On a full frame body, sharpness definitely improves when fully wide open. There is a little softness in the corners, but just like on a crop sensor stopping down vastly improves things and getting impressively sharp at f/8. There is some chromatic aberration, a small amount of vignetting is present but at lower levels than on a Canon or Nikon equivalent. The differences in sharpness for lenses used on a crop sensor or full frame body no matter which camera bodies used with a bit of stopping down, you still get extremely sharp results. The corners can become soft when the lens is wide open, but stopping down to around f/4 definitely cures things.
When it comes to lens flare, the recessed optics and lens hood do a great job of keeping stray light in check, especially with a 77mm front-end. Bokeh is very desirable at this focal length and this one doesn’t disappoint with nicely blurred backgrounds, giving a nice creamy look and great highlights in low light.
|Sigma 50mm f/1.4 EX DG HSM||Canon EF 50mm F1.4 USM|
Although the lens is soft at the corners on a full frame, high-resolution body, this lens is definitely equal or better than brand equivalents. Sharpness is definitely better at large apertures with a little vignetting, but less than the rest. Chromatic aberration and distortion have also been reduced, making the lens a nice accompaniment to a standard zoom. Central sharpness has been a priority and this comes across at all focal ranges with both sensor types.

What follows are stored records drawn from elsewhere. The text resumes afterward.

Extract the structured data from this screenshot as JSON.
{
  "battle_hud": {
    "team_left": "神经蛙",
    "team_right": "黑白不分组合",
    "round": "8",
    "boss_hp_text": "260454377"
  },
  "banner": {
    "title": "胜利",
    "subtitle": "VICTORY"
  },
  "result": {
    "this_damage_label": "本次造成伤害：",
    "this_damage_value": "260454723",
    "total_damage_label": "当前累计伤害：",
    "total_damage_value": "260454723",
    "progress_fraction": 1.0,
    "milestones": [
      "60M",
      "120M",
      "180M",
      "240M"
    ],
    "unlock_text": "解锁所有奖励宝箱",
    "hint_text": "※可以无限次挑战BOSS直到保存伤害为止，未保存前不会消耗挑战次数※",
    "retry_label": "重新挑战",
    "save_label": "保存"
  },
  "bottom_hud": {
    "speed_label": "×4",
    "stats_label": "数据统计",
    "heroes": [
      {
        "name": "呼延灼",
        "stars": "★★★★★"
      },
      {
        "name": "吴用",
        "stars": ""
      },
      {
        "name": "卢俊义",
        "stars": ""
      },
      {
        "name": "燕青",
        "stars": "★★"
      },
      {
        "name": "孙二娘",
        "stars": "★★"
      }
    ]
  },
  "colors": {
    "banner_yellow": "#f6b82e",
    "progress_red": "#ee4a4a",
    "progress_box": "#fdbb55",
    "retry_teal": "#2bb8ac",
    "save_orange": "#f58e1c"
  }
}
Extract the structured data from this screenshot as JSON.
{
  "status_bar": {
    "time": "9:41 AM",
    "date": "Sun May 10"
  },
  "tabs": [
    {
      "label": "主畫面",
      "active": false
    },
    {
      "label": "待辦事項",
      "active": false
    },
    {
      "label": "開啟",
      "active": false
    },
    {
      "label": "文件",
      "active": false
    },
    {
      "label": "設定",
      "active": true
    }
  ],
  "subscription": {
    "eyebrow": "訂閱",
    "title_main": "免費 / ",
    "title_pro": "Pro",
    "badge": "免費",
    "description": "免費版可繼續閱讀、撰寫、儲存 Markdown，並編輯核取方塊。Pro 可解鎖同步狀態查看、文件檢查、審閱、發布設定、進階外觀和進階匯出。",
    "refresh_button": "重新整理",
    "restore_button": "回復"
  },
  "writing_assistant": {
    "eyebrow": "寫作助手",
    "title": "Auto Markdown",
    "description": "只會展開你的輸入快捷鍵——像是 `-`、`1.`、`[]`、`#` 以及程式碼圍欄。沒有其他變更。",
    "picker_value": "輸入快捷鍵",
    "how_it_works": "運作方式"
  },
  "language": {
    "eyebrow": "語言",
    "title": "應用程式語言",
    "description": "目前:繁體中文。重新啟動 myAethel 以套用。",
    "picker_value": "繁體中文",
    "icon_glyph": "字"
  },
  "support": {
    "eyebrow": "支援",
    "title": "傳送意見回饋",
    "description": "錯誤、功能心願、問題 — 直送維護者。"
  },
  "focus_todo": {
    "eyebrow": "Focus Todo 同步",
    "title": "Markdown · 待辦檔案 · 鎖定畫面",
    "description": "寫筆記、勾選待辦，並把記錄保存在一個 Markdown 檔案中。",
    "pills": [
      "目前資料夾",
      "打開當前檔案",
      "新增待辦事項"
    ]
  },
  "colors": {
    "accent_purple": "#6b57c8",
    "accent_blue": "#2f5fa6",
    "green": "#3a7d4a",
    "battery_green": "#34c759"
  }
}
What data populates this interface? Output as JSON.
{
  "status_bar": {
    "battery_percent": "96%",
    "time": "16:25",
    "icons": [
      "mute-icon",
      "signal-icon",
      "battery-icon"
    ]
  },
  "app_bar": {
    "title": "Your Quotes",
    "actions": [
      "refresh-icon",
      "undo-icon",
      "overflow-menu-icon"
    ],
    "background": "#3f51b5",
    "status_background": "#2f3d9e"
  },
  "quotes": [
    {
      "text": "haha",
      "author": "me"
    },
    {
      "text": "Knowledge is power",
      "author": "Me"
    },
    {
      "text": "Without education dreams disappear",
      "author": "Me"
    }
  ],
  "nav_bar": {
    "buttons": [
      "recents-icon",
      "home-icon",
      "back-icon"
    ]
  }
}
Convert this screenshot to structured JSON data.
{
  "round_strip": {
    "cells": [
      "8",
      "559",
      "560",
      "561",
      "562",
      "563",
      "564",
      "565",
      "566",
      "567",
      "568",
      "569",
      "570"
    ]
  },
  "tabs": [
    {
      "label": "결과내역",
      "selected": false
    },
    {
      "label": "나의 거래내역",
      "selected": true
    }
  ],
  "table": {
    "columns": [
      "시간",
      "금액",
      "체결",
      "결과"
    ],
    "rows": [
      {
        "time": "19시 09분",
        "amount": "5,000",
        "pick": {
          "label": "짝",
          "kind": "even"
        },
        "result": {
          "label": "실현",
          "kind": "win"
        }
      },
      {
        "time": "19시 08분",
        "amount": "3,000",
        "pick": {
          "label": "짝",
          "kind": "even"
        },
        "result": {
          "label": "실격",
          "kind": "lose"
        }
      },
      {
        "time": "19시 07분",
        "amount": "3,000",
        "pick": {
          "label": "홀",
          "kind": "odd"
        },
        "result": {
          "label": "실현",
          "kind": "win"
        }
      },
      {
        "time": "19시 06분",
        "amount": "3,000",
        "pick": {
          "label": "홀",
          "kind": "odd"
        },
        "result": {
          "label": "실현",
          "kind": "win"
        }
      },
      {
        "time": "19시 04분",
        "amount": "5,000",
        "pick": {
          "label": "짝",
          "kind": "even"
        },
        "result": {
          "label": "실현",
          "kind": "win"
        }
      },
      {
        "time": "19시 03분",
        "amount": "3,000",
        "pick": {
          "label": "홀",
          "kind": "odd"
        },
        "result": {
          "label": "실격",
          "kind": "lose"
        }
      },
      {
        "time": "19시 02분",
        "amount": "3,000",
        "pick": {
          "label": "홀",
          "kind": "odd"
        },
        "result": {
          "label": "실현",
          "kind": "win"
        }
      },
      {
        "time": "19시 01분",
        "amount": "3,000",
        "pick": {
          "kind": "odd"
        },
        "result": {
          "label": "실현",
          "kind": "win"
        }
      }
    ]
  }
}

So although there is edge softness, it definitely copes well over other 50mm f/1.4 lenses and at f/1.4 where there is such a shallow depth of field, the softness would be hard to tell. The lens is clearly a chunky design not one of your lightweight, portable 50mm lens, but all that glass produces better optics and the extra weight is worth it.
The price of this lens may be the deciding factor as it is more expensive than brand equivalents. Thus, it’s really down to the decision of if the extra bit of image quality wide-open is worth the extra cost.
Sigma 50mm f/1.4 EX DG HSM
The Sigma 50mm f/1.4 EX DG HSM has improved optics with reduced chromatic aberration and distortion over brand equivalents. Center sharpness is also improved, but you have to pay extra for these advantages.
- Great image quality
- Fast and accurate AF
- Great build quality
- Large for a 50mm
- High price
- Soft corners